According to legend, great wonders marked his birth. The least remarkable, though still interesting because it is quite credible, seems to be worthy of being set down here. Just before he was born, his mother was walking in a meadow; she lay down on the grass and went to sleep. Some wild swans, at the end of a long flight, approached her and by their cries and the beating of their wings awakened her so suddenly …ver más…

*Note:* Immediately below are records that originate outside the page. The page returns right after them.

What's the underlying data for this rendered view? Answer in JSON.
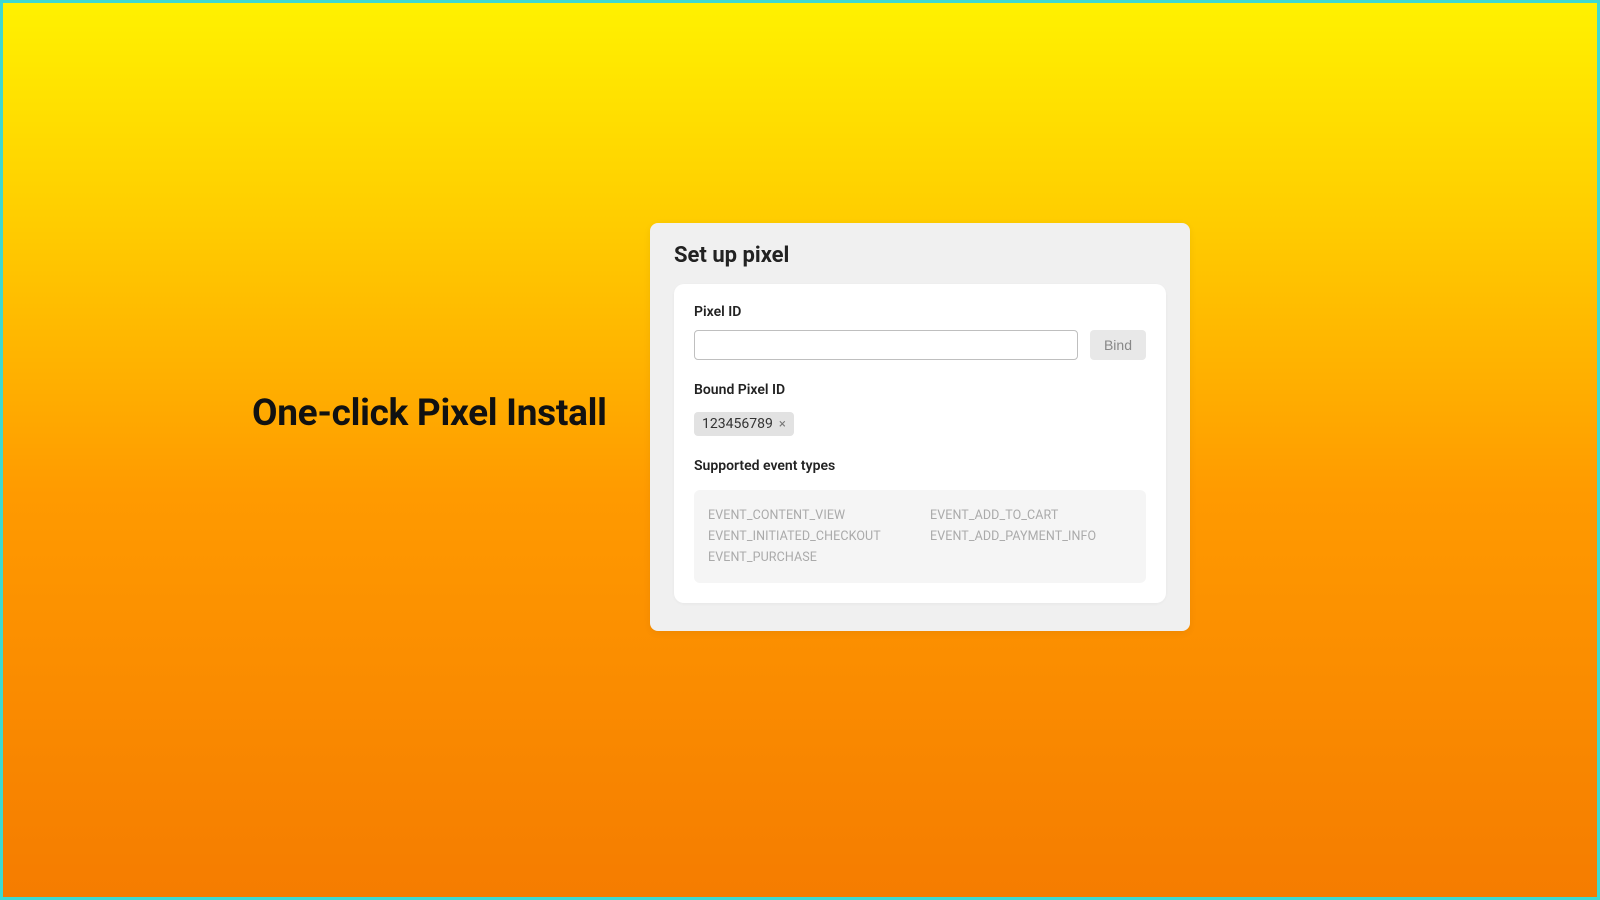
{
  "headline": "One-click Pixel Install",
  "card": {
    "title": "Set up pixel",
    "pixel_id_label": "Pixel ID",
    "pixel_id_value": "",
    "bind_button": "Bind",
    "bound_label": "Bound Pixel ID",
    "bound_pixel": "123456789",
    "supported_label": "Supported event types",
    "events": [
      "EVENT_CONTENT_VIEW",
      "EVENT_ADD_TO_CART",
      "EVENT_INITIATED_CHECKOUT",
      "EVENT_ADD_PAYMENT_INFO",
      "EVENT_PURCHASE"
    ]
  }
}
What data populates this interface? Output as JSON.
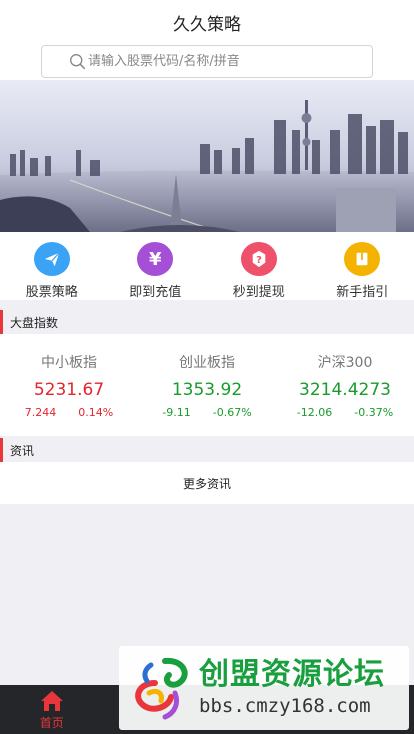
{
  "header": {
    "title": "久久策略"
  },
  "search": {
    "placeholder": "请输入股票代码/名称/拼音",
    "icon": "search-icon"
  },
  "quick": [
    {
      "label": "股票策略",
      "icon": "paper-plane-icon",
      "color": "#3aa3f5"
    },
    {
      "label": "即到充值",
      "icon": "yen-icon",
      "color": "#a54fd6"
    },
    {
      "label": "秒到提现",
      "icon": "question-badge-icon",
      "color": "#f0516a"
    },
    {
      "label": "新手指引",
      "icon": "book-icon",
      "color": "#f4b300"
    }
  ],
  "market": {
    "title": "大盘指数",
    "indices": [
      {
        "name": "中小板指",
        "value": "5231.67",
        "change": "7.244",
        "percent": "0.14%",
        "trend": "up"
      },
      {
        "name": "创业板指",
        "value": "1353.92",
        "change": "-9.11",
        "percent": "-0.67%",
        "trend": "down"
      },
      {
        "name": "沪深300",
        "value": "3214.4273",
        "change": "-12.06",
        "percent": "-0.37%",
        "trend": "down"
      }
    ]
  },
  "news": {
    "title": "资讯",
    "more": "更多资讯"
  },
  "tabbar": {
    "active_label": "首页",
    "icon": "home-icon",
    "accent": "#e8363b"
  },
  "watermark": {
    "title": "创盟资源论坛",
    "url": "bbs.cmzy168.com"
  }
}
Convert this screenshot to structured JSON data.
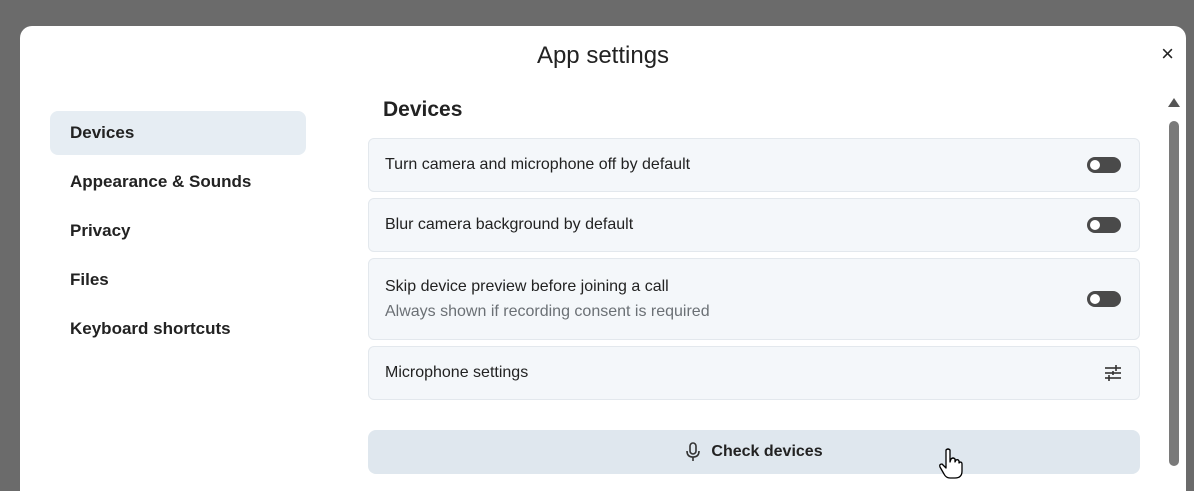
{
  "dialog": {
    "title": "App settings",
    "close_glyph": "×"
  },
  "nav": {
    "items": [
      {
        "label": "Devices",
        "active": true
      },
      {
        "label": "Appearance & Sounds",
        "active": false
      },
      {
        "label": "Privacy",
        "active": false
      },
      {
        "label": "Files",
        "active": false
      },
      {
        "label": "Keyboard shortcuts",
        "active": false
      }
    ]
  },
  "devices": {
    "section_title": "Devices",
    "settings": [
      {
        "label": "Turn camera and microphone off by default",
        "control": "toggle",
        "value": "off"
      },
      {
        "label": "Blur camera background by default",
        "control": "toggle",
        "value": "off"
      },
      {
        "label": "Skip device preview before joining a call",
        "sublabel": "Always shown if recording consent is required",
        "control": "toggle",
        "value": "off"
      },
      {
        "label": "Microphone settings",
        "control": "tune-icon"
      }
    ],
    "check_button": {
      "label": "Check devices",
      "icon": "microphone-icon"
    }
  },
  "colors": {
    "overlay": "#6b6b6b",
    "active_nav": "#e6edf3",
    "row_bg": "#f4f7fa",
    "button_bg": "#dfe7ee",
    "toggle": "#4a4a4a"
  }
}
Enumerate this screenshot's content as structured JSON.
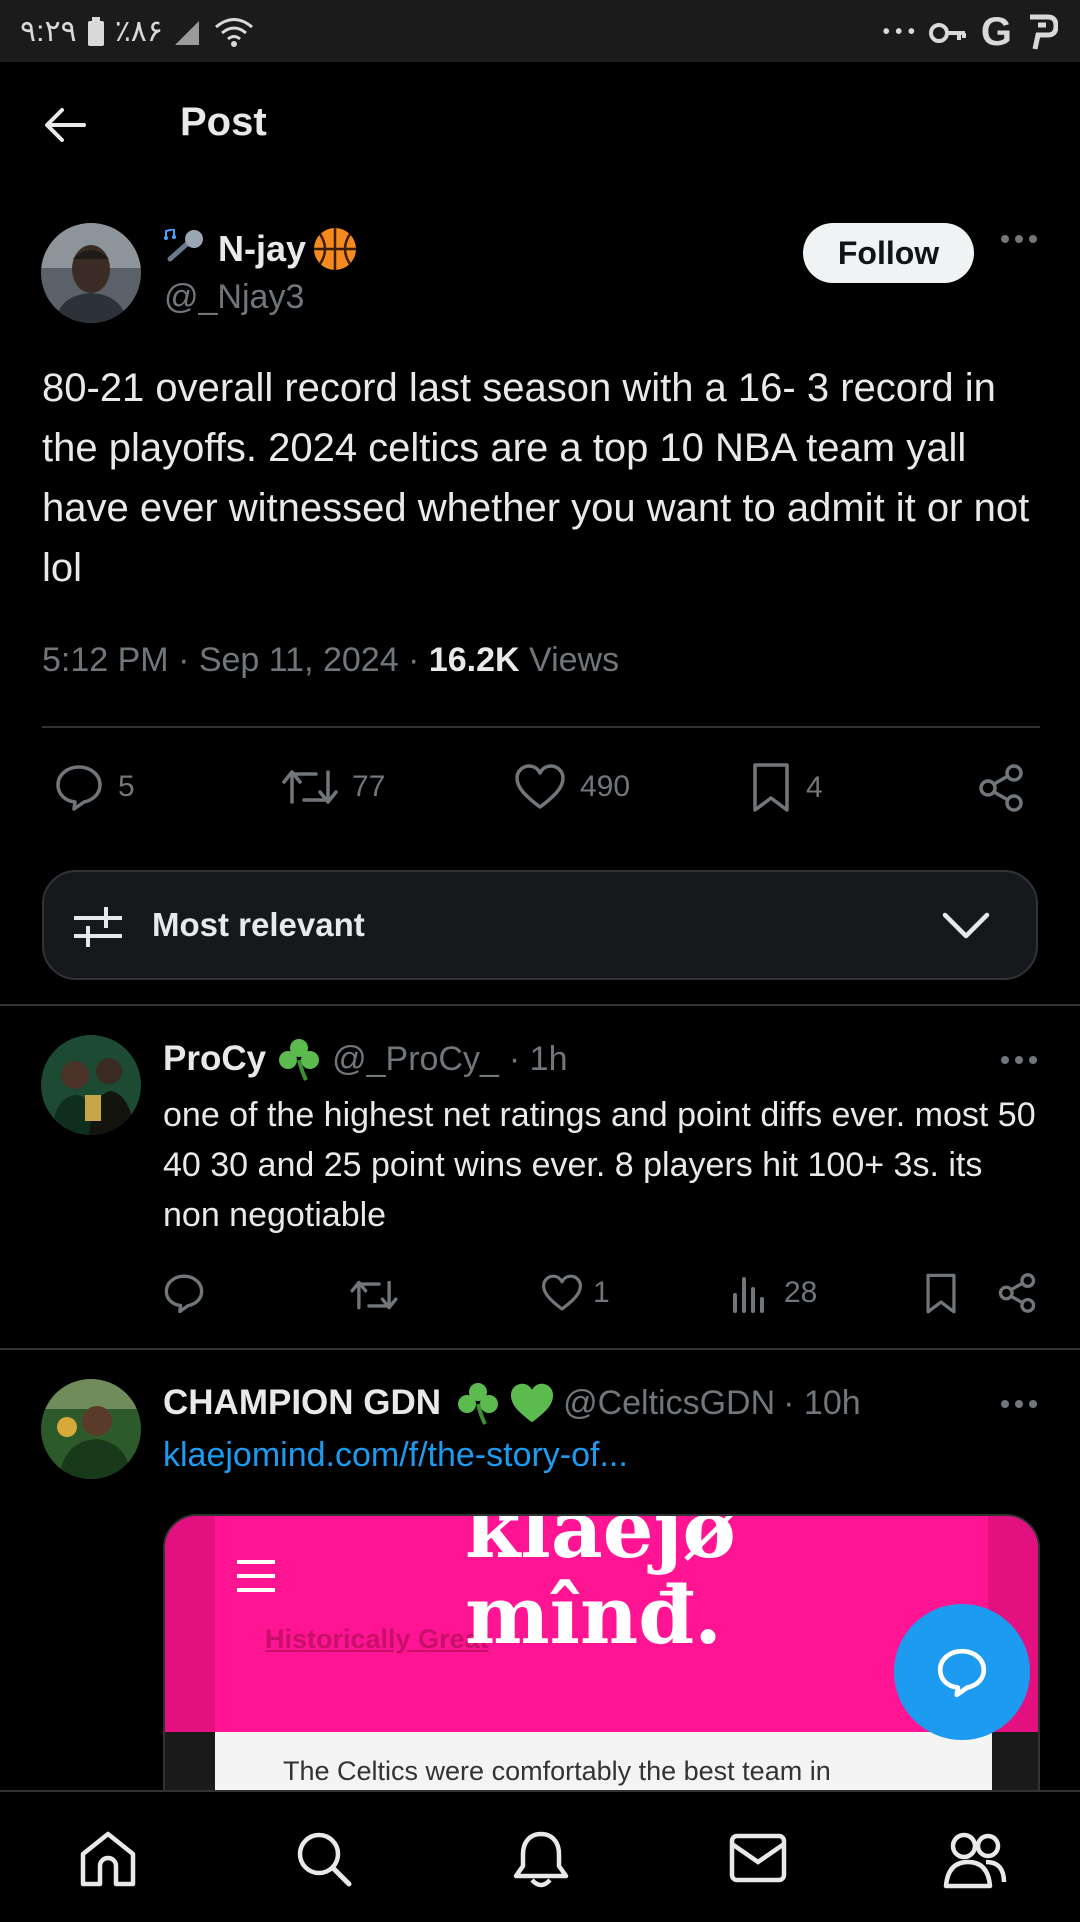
{
  "status_bar": {
    "time": "۹:۲۹",
    "battery": "٪۸۶",
    "dots": "• • •",
    "icons": [
      "battery-icon",
      "signal-icon",
      "wifi-icon",
      "key-icon",
      "google-icon",
      "app-p-icon"
    ]
  },
  "header": {
    "title": "Post"
  },
  "post": {
    "author_name": "N-jay",
    "author_handle": "@_Njay3",
    "follow_label": "Follow",
    "text": "80-21 overall record last season with a 16- 3 record in the playoffs. 2024 celtics are a top 10 NBA team yall have ever witnessed whether you want to admit it or not lol",
    "timestamp": "5:12 PM · Sep 11, 2024 · ",
    "views_count": "16.2K",
    "views_label": "Views",
    "replies": "5",
    "reposts": "77",
    "likes": "490",
    "bookmarks": "4"
  },
  "sort": {
    "label": "Most relevant"
  },
  "replies": [
    {
      "name": "ProCy",
      "handle": "@_ProCy_",
      "time": "· 1h",
      "text": "one of the highest net ratings and point diffs ever. most 50 40 30 and 25 point wins ever. 8 players hit 100+ 3s. its non negotiable",
      "likes": "1",
      "views": "28"
    },
    {
      "name": "CHAMPION GDN",
      "handle": "@CelticsGDN",
      "time": "· 10h",
      "link": "klaejomind.com/f/the-story-of...",
      "card_logo_line1": "klaejø",
      "card_logo_line2": "mînđ.",
      "card_faded": "Historically Great",
      "card_text": "The Celtics were comfortably the best team in"
    }
  ],
  "nav": [
    "home-icon",
    "search-icon",
    "notifications-icon",
    "messages-icon",
    "communities-icon"
  ],
  "colors": {
    "accent": "#1d9bf0",
    "card_pink": "#ff1493",
    "bg": "#000000"
  }
}
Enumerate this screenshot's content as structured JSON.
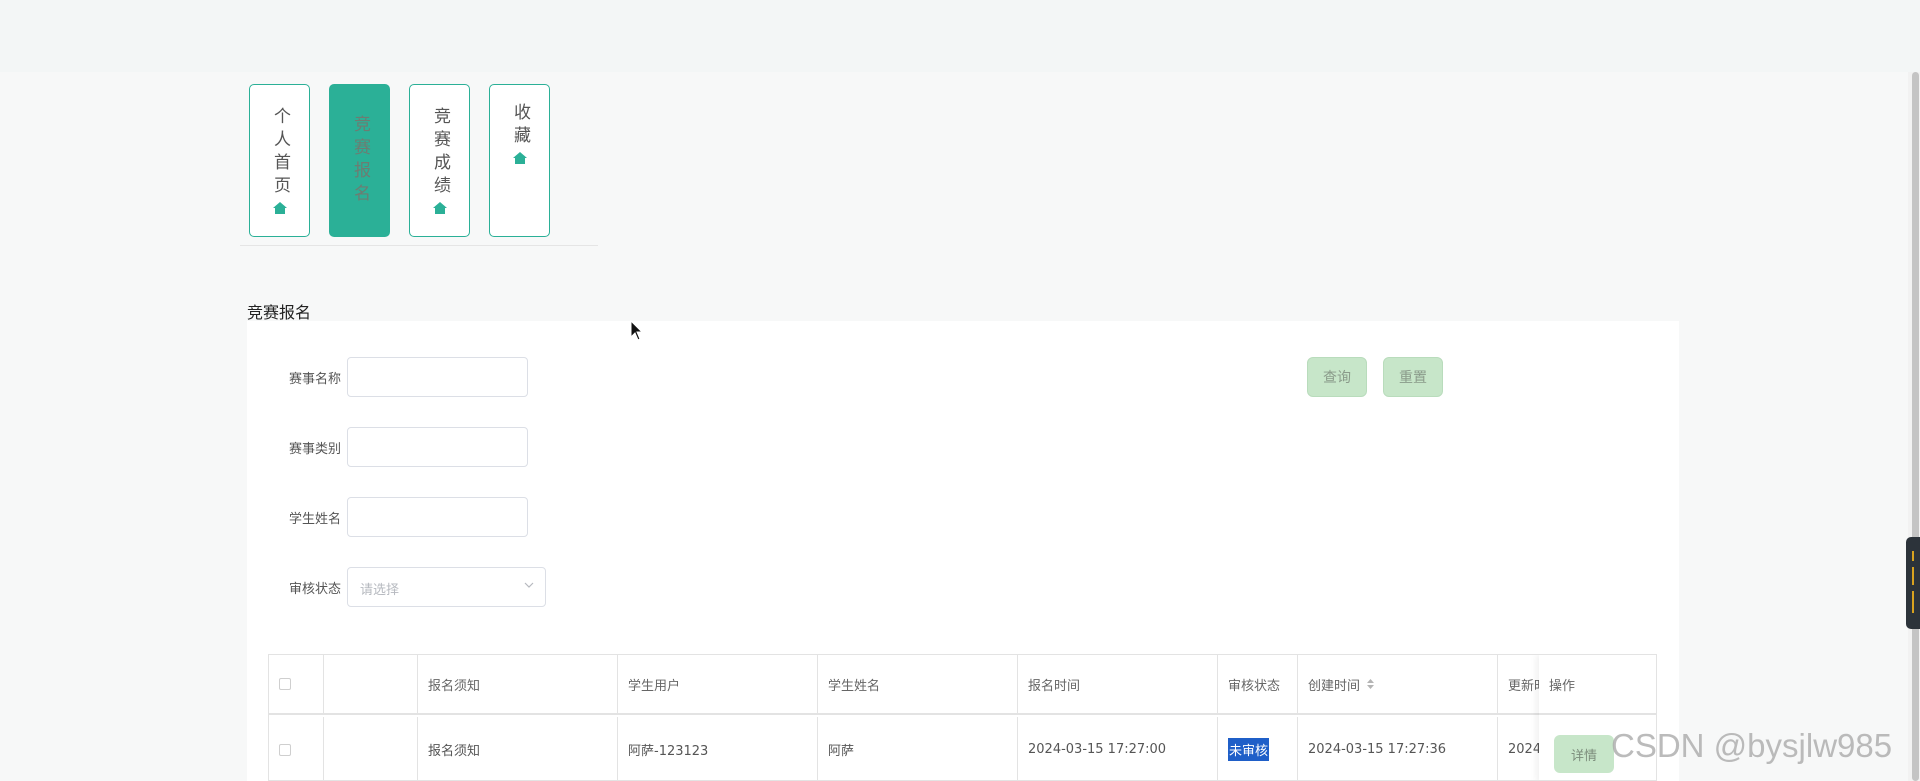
{
  "nav": {
    "items": [
      {
        "label": "个人首页",
        "icon": "home-icon",
        "active": false
      },
      {
        "label": "竞赛报名",
        "icon": "home-icon",
        "active": true
      },
      {
        "label": "竞赛成绩",
        "icon": "home-icon",
        "active": false
      },
      {
        "label": "收藏",
        "icon": "home-icon",
        "active": false
      }
    ]
  },
  "page_title": "竞赛报名",
  "search_form": {
    "fields": [
      {
        "label": "赛事名称",
        "value": ""
      },
      {
        "label": "赛事类别",
        "value": ""
      },
      {
        "label": "学生姓名",
        "value": ""
      }
    ],
    "status_select": {
      "label": "审核状态",
      "placeholder": "请选择"
    },
    "query_label": "查询",
    "reset_label": "重置"
  },
  "table": {
    "headers": [
      "",
      "",
      "报名须知",
      "学生用户",
      "学生姓名",
      "报名时间",
      "审核状态",
      "创建时间",
      "更新时",
      "操作"
    ],
    "rows": [
      {
        "notice": "报名须知",
        "user": "阿萨-123123",
        "name": "阿萨",
        "signup_time": "2024-03-15 17:27:00",
        "status": "未审核",
        "created": "2024-03-15 17:27:36",
        "updated": "2024",
        "action": "详情"
      }
    ]
  },
  "watermark": "CSDN @bysjlw985",
  "colors": {
    "accent": "#2bb097",
    "button_bg": "#c7e6c9",
    "highlight": "#1f5fc8"
  }
}
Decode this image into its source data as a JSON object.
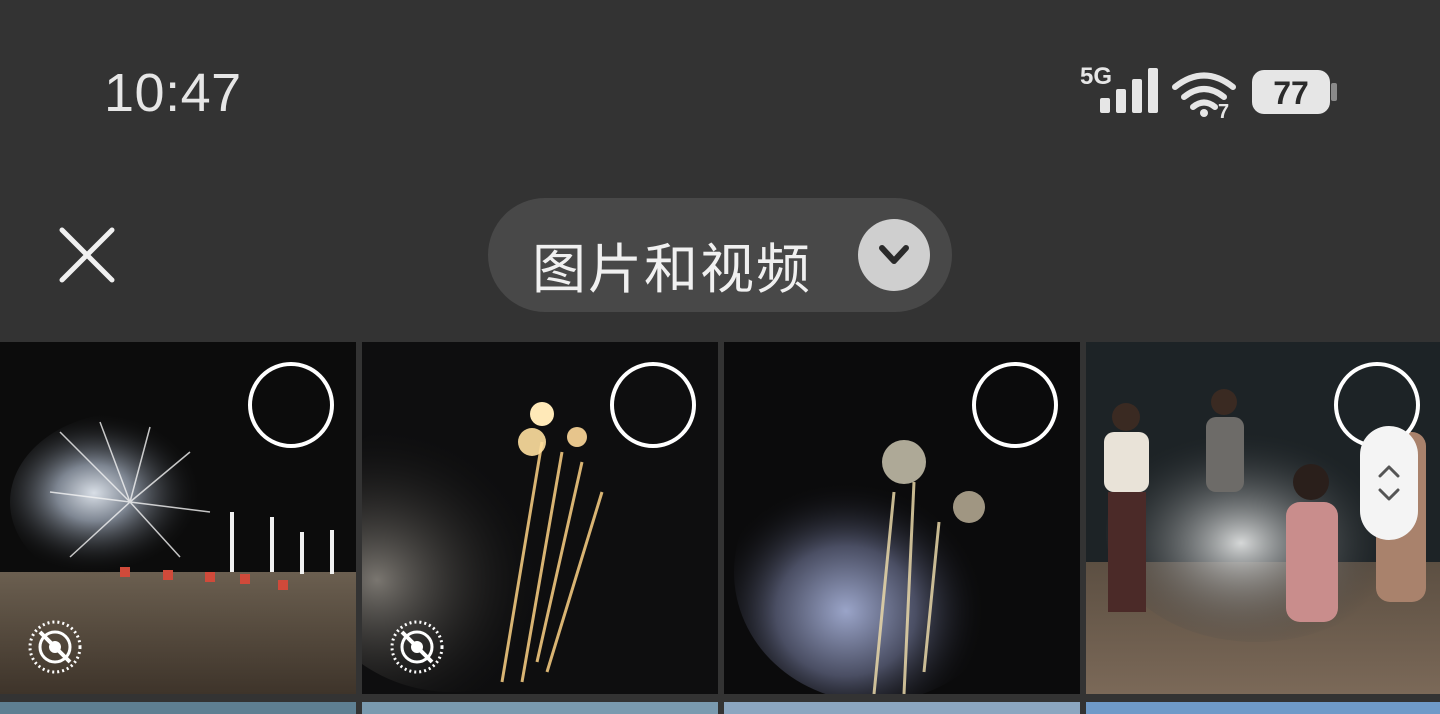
{
  "status_bar": {
    "time": "10:47",
    "network": "5G",
    "wifi_badge": "7",
    "battery": "77",
    "icons": [
      "signal-icon",
      "wifi-icon",
      "battery-icon"
    ]
  },
  "header": {
    "close_icon": "close-icon",
    "album_title": "图片和视频",
    "dropdown_icon": "chevron-down-icon"
  },
  "grid": {
    "items": [
      {
        "kind": "photo",
        "live_off": true,
        "selected": false
      },
      {
        "kind": "photo",
        "live_off": true,
        "selected": false
      },
      {
        "kind": "photo",
        "live_off": false,
        "selected": false
      },
      {
        "kind": "photo",
        "live_off": false,
        "selected": false
      }
    ]
  },
  "scroll_handle": {
    "icon": "scroll-up-down-icon"
  },
  "colors": {
    "background": "#333333",
    "pill": "#484848",
    "chevron_bg": "#cfcfcf"
  }
}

Buddha married the beautiful Yasodhara and loved her tenderly. He even had other wives, in accordance with the custom of his country. Confucius was married to the obedient Ki Koo, and Socrates had two wives, in accordance with the laws of Athens, the charming Myrto and the bad-tempered Xanthippe. Plato made no profession of chastity, and Pythagoras did not include it among the essential rules of his school; for tradition relates that he was married to Theano and that he even laid down a series of precepts for conjugal life. So that it was his own prudence, his own extreme regard for spiritual safety, that impelled the young man of Tyana to keep his virginity, a condition that was exacted only from vestals and Pythian priestesses in his time.
The Great Healer
He took up his quarters at Aegae with his Epicurean master Euxenes. Aegae possessed a temple of Asclepius, the priests of which were philosophers and doctors of the Pythagorean school. People came from all over Greece, Syria, and even Alexandria to consult them. There were pilgrimages, wholesale healings, an atmosphere of psychical phenomena and miracles prevailed. The priests of Aegae healed by the laying on of hands and by the application of the power of thought, which was a science with them. They practiced magic, studied the art of the interpretation of dreams, as well as the more subtle art of inducing